"Cancelling the games after postponing them last year will hugely demoralise many athletes and discourage them from preparing for future events. We have the class of 1976 and 1980 many of whom still regret not participating in both Olympics after preparing for a long time," Tuwei says.
Even as IOC and the Tokyo Olympics mull over the fate of the event, Olympics javelin silver medalist Julius Yego advises them to consider the plight of athletes in whatever decision they make.
"Participating in the Olympics is the dream of every sportsperson. Many started preparing for Tokyo as soon as the Rio Olympics ended in 2016. That is almost six years that would go down the drain were the showpiece to be cancelled," Yego says.
Yego, who is hoping to make a second appearance at the Games, is optimistic the event will proceed noting that a lot can happen between now and July.
"Maybe things will have improved in Japan within the next six months. I don't want to imagine a situation where the Games will be cancelled. But if things worsen, then they are within their rights to cancel," he says.
Cost to Japan
The host country is in a catch-22; do they prioritise the safety of their citizens (a majority of who are elderly) or proceed with this prestigious event?
Economically, the staging of the Olympics does not make any sense as the government will have to fork out more money than the revenue the event will bring.
A proposal is also being mooted to host events behind closed doors.
When Japan clinched the bid to host the Games in 2013, they expected to earn approximately $2 billion (Sh218bn) in revenue while spending around $7.5 billion (Sh820bn).
As per audits by the government, this budget has ballooned to at least $25 billion (Sh2.7tr) due to additional Covid-related costs.
The University of Oxford estimates it to be the priciest Olympics in history.

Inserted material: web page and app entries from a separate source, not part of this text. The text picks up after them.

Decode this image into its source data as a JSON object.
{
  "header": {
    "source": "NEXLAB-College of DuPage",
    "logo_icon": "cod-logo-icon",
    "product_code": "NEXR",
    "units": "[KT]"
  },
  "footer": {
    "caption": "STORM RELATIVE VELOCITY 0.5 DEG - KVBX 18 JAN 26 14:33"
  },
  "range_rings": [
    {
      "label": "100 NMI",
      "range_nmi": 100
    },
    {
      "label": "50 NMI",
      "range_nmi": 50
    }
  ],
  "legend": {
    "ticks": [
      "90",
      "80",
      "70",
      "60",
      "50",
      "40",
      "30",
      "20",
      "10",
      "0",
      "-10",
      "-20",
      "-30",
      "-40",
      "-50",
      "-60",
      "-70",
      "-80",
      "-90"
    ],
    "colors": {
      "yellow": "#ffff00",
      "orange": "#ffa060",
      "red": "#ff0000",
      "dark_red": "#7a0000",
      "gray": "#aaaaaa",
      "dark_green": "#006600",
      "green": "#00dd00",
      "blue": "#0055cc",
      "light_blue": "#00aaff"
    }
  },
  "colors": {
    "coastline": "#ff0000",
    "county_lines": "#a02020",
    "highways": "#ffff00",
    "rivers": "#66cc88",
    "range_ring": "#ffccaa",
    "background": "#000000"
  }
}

Indeed, the Tokyo Olympics is evidence of how the pandemic has ravaged the sports sector worldwide.
It also shows how sports unifies all countries in that the cancellation will not only affect the Japanese but the entire world.
No one knows how the pandemic will pan out and thus it is fingers crossed for all in the hope that this cloudy period clears away in time for the Summer Games.